Perhaps you’ll practice for 45 minutes a day, at a specific time, with ten minutes set aside for warm-up, ten minutes for scales or technical exercises, 15 for learning new material, ten for reviewing old material, etc.
However, if escaping this kind of regimen is exactly what made you pick up the guitar in the first place, you’ll do better to think of practice time as play time. This doesn’t mean that you won’t progress, but that you’ll do it in a more relaxed manner designed to enhance your enjoyment of the instrument.
Here are some general tips that should serve every kind of learner.
Throw away your clock.
Don’t worry too much about how much time you spend playing the guitar. If you’re really interested in learning the instrument, the amount of time you spend practicing will be easy to calculate: as much as you can squeeze into your day.
This is not to say that you need to be obsessed with the guitar, only that you’ll learn more and faster if you really want to be playing the guitar during your practice time. If you see it as just another chore, your playing will sound like it, and you’ll probably give it up soon.
Of course, if you have a very busy life, you may have to set aside time at specific hours of the day just to make sure you get time to play the guitar. If you do this, do whatever you can to make sure you’re really looking forward to that time. If practice gets to be a stale, habitual thing, try to find another time for it, or take a little break from it, until you’re excited about the guitar again.
Keep your guitar handy
Your guitar should be easily accessible at all times.

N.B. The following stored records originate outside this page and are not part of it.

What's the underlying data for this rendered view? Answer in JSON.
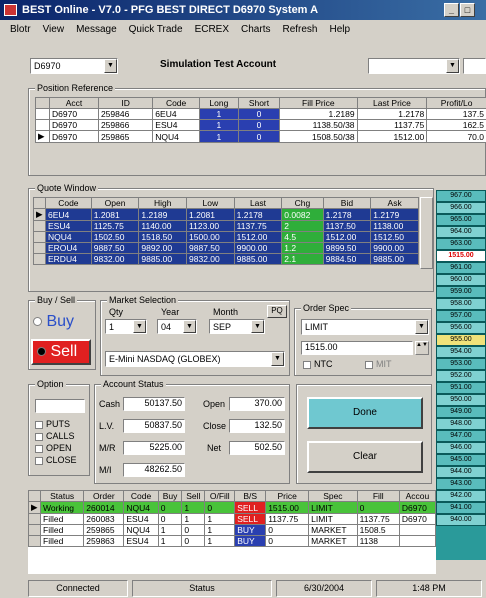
{
  "window": {
    "title": "BEST Online - V7.0 - PFG BEST DIRECT D6970 System A"
  },
  "menu": [
    "Blotr",
    "View",
    "Message",
    "Quick Trade",
    "ECREX",
    "Charts",
    "Refresh",
    "Help"
  ],
  "account_combo": "D6970",
  "account_title": "Simulation Test Account",
  "positions": {
    "label": "Position Reference",
    "headers": [
      "Acct",
      "ID",
      "Code",
      "Long",
      "Short",
      "Fill Price",
      "Last Price",
      "Profit/Lo"
    ],
    "rows": [
      [
        "D6970",
        "259846",
        "6EU4",
        "1",
        "0",
        "1.2189",
        "1.2178",
        "137.5"
      ],
      [
        "D6970",
        "259866",
        "ESU4",
        "1",
        "0",
        "1138.50/38",
        "1137.75",
        "162.5"
      ],
      [
        "D6970",
        "259865",
        "NQU4",
        "1",
        "0",
        "1508.50/38",
        "1512.00",
        "70.0"
      ]
    ]
  },
  "quote": {
    "label": "Quote Window",
    "headers": [
      "Code",
      "Open",
      "High",
      "Low",
      "Last",
      "Chg",
      "Bid",
      "Ask"
    ],
    "rows": [
      [
        "6EU4",
        "1.2081",
        "1.2189",
        "1.2081",
        "1.2178",
        "0.0082",
        "1.2178",
        "1.2179"
      ],
      [
        "ESU4",
        "1125.75",
        "1140.00",
        "1123.00",
        "1137.75",
        "2",
        "1137.50",
        "1138.00"
      ],
      [
        "NQU4",
        "1502.50",
        "1518.50",
        "1500.00",
        "1512.00",
        "4.5",
        "1512.00",
        "1512.50"
      ],
      [
        "EROU4",
        "9887.50",
        "9892.00",
        "9887.50",
        "9900.00",
        "1.2",
        "9899.50",
        "9900.00"
      ],
      [
        "ERDU4",
        "9832.00",
        "9885.00",
        "9832.00",
        "9885.00",
        "2.1",
        "9884.50",
        "9885.00"
      ]
    ]
  },
  "buysell": {
    "label": "Buy / Sell",
    "buy": "Buy",
    "sell": "Sell"
  },
  "market": {
    "label": "Market Selection",
    "qty_label": "Qty",
    "qty": "1",
    "year_label": "Year",
    "year": "04",
    "month_label": "Month",
    "month": "SEP",
    "pq": "PQ",
    "contract": "E-Mini NASDAQ (GLOBEX)"
  },
  "order_spec": {
    "label": "Order Spec",
    "type": "LIMIT",
    "price": "1515.00",
    "ntc": "NTC",
    "mit": "MIT"
  },
  "option": {
    "label": "Option",
    "items": [
      "PUTS",
      "CALLS",
      "OPEN",
      "CLOSE"
    ]
  },
  "account_status": {
    "label": "Account Status",
    "cash_label": "Cash",
    "cash": "50137.50",
    "lv_label": "L.V.",
    "lv": "50837.50",
    "mr_label": "M/R",
    "mr": "5225.00",
    "ml_label": "M/I",
    "ml": "48262.50",
    "open_label": "Open",
    "open": "370.00",
    "close_label": "Close",
    "close": "132.50",
    "net_label": "Net",
    "net": "502.50"
  },
  "buttons": {
    "done": "Done",
    "clear": "Clear"
  },
  "orders": {
    "headers": [
      "Status",
      "Order",
      "Code",
      "Buy",
      "Sell",
      "O/Fill",
      "B/S",
      "Price",
      "Spec",
      "Fill",
      "Accou"
    ],
    "rows": [
      [
        "Working",
        "260014",
        "NQU4",
        "0",
        "1",
        "0",
        "SELL",
        "1515.00",
        "LIMIT",
        "0",
        "D6970"
      ],
      [
        "Filled",
        "260083",
        "ESU4",
        "0",
        "1",
        "1",
        "SELL",
        "1137.75",
        "LIMIT",
        "1137.75",
        "D6970"
      ],
      [
        "Filled",
        "259865",
        "NQU4",
        "1",
        "0",
        "1",
        "BUY",
        "0",
        "MARKET",
        "1508.5",
        ""
      ],
      [
        "Filled",
        "259863",
        "ESU4",
        "1",
        "0",
        "1",
        "BUY",
        "0",
        "MARKET",
        "1138",
        ""
      ]
    ]
  },
  "side_ladder": [
    "967.00",
    "966.00",
    "965.00",
    "964.00",
    "963.00",
    "1515.00",
    "961.00",
    "960.00",
    "959.00",
    "958.00",
    "957.00",
    "956.00",
    "955.00",
    "954.00",
    "953.00",
    "952.00",
    "951.00",
    "950.00",
    "949.00",
    "948.00",
    "947.00",
    "946.00",
    "945.00",
    "944.00",
    "943.00",
    "942.00",
    "941.00",
    "940.00"
  ],
  "status_bar": {
    "connection": "Connected",
    "status": "Status",
    "date": "6/30/2004",
    "time": "1:48 PM"
  },
  "colors": {
    "accent_blue": "#1f3a93",
    "sell_red": "#e02020",
    "done_teal": "#6fc8d0",
    "green_row": "#49c33a"
  }
}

If possible, keep it hanging on a wall or a guitar stand. And go get it when you’ve got a few extra minutes–waiting for your roommate to get out of the bathroom or your husband to get off the phone.
Find a cheap guitar and stash it at work so that you can grab a few minutes during your break or lunch hour. As a musician, your ultimate goal is to be able to play on your instrument the music you hear in your head.

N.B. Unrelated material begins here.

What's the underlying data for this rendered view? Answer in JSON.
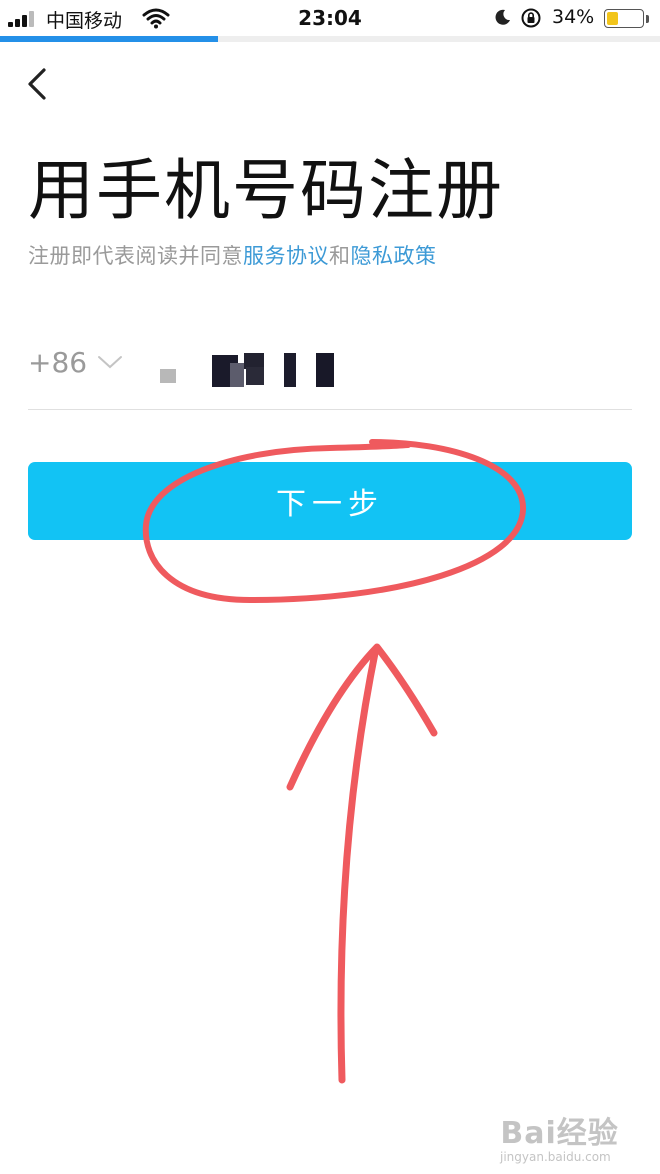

But the channels aren’t always clear. Sometimes they seem clogged and fuzzy when you sit down to your proscribed practice time, and then they open up just when you’ve started the car or punched the clock. Muses don’t wear wristwatches. If your guitar is nearby, you’ll be much more likely to grab it when those cosmic music channels are broadcasting loud and clear.
We Recommend Getting a Membership at Jamplay.com
Jamplay, a leading online guitar lessons provider that features more than forty guitar teachers to give you a selection of teaching methods as well as a wide repertoire of guitar lessons.
So, is Jamplay Really That Good?
Well, let me give you a lowdown on the material. Jamplay teaches by “lesson sets” instead of simply providing you small lesson clips that many other sites out there are doing. They offer a holistic guitar education that allows students to interact with instructors and allows your to clarify your questions with their instructors which is a big plus point.
Because Jamplay is access via a computer, this means that you can get guitar lessons on demand at anytime of the day. The great thing that sets Jamplay apart is also due to the availability of off-line guitar resources such as guitar tabs and lessons. This would enable you to have an easy reference as and when you need them.
Biggest thing is, Jamplay is inexpensive as they have alot of members. Membership to Jamplay is only $19.95 per month and this is way way cheaper than what you would have to fork out for a private lesson with a teacher.